“But on the race pace, he’s very far at the moment. But then we will see during the race weekend. But normally, this is a circuit where he rides very fast. It suits his riding style well, but we will see. I think he did a good job, and of course he needs time, but you know, you are in Honda HRC, and you have to be in the front.”

Rins and Repeat

Where the Yamaha and Honda riders have their doubts, Alex Rins is pretty clear about where he stands. His answer when asked about the strong and weak points of the Suzuki GSX-RR left nothing open to interpretation. “The positive point is I think we have a good base in every aspect, and we don’t have negative points.” High praise indeed for the Suzuki.

The improvements made over the winter put Suzuki in the right place ready for the season to start. “We are very prepared,” Rins said. “We did a very good job with these tests. We tested everything which Suzuki brought for us. There were a lot of parts, a lot of very good parts. Not a lot of negative parts, so this is very good.”

Plans for a long run had been scuppered by a crash early in the evening. “We had planned it, but with the crash in the second corner, the mechanics spent like an hour and a half to repair the bike.” The crash had no ill effects on Rins’ pace, he said. “The important thing is that after the crash, when I came back, I did 1’54.9, so this is a good thing.”



Opening Salvo

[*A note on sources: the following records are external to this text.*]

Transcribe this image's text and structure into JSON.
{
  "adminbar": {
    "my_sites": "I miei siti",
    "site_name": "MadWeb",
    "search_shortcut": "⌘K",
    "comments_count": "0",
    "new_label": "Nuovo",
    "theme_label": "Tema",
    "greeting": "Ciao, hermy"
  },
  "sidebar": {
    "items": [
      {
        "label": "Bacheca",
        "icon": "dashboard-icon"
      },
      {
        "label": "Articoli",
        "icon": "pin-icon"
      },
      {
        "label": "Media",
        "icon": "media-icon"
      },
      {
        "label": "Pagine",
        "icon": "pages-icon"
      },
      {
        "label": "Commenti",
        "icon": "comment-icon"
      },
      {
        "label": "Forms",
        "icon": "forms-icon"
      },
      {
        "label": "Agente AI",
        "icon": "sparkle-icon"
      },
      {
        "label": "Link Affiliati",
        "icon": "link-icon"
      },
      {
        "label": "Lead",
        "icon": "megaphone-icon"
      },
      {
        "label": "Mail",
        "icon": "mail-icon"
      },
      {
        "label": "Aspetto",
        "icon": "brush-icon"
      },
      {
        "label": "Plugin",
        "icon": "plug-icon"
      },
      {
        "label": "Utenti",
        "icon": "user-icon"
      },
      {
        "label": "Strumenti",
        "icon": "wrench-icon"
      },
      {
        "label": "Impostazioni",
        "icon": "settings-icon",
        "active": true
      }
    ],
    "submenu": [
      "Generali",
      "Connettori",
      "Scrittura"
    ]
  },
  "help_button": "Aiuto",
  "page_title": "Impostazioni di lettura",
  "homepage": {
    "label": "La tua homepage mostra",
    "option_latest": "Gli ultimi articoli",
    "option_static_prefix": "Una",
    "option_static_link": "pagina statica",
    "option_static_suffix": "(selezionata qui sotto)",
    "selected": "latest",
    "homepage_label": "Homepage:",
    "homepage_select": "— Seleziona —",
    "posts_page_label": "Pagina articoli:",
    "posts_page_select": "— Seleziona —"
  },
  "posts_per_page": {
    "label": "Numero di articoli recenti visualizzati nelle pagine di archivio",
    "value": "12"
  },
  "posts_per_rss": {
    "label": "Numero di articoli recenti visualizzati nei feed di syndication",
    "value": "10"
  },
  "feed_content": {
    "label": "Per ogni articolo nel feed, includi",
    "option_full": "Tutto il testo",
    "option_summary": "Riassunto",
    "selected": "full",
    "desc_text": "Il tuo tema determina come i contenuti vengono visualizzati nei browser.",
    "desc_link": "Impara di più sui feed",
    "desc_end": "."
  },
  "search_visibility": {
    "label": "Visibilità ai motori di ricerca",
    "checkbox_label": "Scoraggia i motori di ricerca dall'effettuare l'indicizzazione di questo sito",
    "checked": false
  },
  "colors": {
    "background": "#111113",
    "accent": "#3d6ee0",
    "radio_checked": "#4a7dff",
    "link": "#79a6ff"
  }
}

Who is going to win the opening race? Valentino Rossi gave his assessment after the test was over. “For me, Maverick is in a great shape, he rides very well. Here and in Malaysia, he was always in front.”

“And the other name is Rins, who is very fast, and who rides very well, and it looks like the Suzuki has improved. Also Mir is fast. And the two factory Ducatis, always Dovizioso is very strong here in Qatar, but also Petrucci was impressive in the test. And for sure Márquez. These are for me the guys who will be in the top.”

In a week, the riders reconvene at the Losail International Circuit for the first race of the season. From that point on, it won’t just be testing any longer. Everyone starts the season with zero points, as Marc Márquez rightly pointed out. But two weeks from now, that will all have changed.

Photo: Monster Yamaha

David Emmett

One of MotoGP's most respected journalists, David Emmett is the proprietor of the esteemed MotoMatters. We are very grateful to republish David's work here on A&R...though dread the day we ever again get in a car with him.

Comments